A group of former NFL players recently filed a lawsuit against the league, claiming that it exposed them to probable brain damage. National Football League players aren’t the only footballers who struggle with life after retirement and file bankruptcy.
According to a charity set up for former English League soccer players, 33% of players are divorced within one year of retirement, 40% file bankruptcy within five years, and 80% ultimately suffer from osteoarthritis. While the average salary in the Premier league is about 23,000 £ (38,000 USD) per week, that salary drops to 5,000 £ (8,000 USD) per week in the Champions league.
Causes of bankruptcy
While it is difficult to have sympathy for some professional athletes on both sides of the Atlantic, there is a connection between their bankruptcy and your bankruptcy.

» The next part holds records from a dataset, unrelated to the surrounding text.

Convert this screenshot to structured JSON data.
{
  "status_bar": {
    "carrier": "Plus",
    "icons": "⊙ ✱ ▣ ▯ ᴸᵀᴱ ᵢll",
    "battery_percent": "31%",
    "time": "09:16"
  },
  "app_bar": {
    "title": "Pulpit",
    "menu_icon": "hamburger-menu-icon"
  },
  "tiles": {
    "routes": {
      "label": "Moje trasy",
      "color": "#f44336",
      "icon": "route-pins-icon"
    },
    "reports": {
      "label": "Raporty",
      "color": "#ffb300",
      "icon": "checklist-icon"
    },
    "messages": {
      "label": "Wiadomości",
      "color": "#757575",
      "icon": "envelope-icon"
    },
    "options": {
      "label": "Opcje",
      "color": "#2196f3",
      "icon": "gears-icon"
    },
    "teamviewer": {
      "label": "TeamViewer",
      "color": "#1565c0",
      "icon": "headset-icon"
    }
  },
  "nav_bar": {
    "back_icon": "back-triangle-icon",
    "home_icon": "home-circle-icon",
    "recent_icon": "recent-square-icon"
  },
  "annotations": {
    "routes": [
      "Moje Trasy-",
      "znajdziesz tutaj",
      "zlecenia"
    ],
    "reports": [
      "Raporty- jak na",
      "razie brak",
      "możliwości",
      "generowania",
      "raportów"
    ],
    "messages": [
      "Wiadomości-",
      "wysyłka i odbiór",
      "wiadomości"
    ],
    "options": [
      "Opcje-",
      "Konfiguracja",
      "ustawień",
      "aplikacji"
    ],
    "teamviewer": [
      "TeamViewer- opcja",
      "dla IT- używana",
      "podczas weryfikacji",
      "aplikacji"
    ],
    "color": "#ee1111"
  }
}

They each emerge from common causes:
- Divorce: One of the most common marital stress factors is money, so it is little wonder that couples who are in divorce court sooner or later wind up in bankruptcy court. After divorce, the two new families must often try to survive on drastically reduced incomes, which makes these problems even worse.
- Medical bills: Even if you have insurance, the cost of long-term rehabilitative care is staggering, to say the least. Medical bills can eat away your savings almost before you know what’s happening.
While bankruptcy cannot eliminate child-support payments and alimony, it can eliminate many of your other unsecured debts to free up your limited cash for other obligations. Bankruptcy can eliminate medical bills, in most cases, giving you the financial fresh start that you need so desperately.
Contact a Brevard County Bankruptcy Attorney at Faro & Crowder, PA
If you are interested in learning more about how a bankruptcy filing will impact your debt, contact Faro Crowder, PA to schedule an appointment. We are located in Melbourne, Florida on Sarno Road and serve residents and businesses of the Space Coast and Brevard County.
The information on this blog or any blog is not intended as, and should not be taken as, legal advice.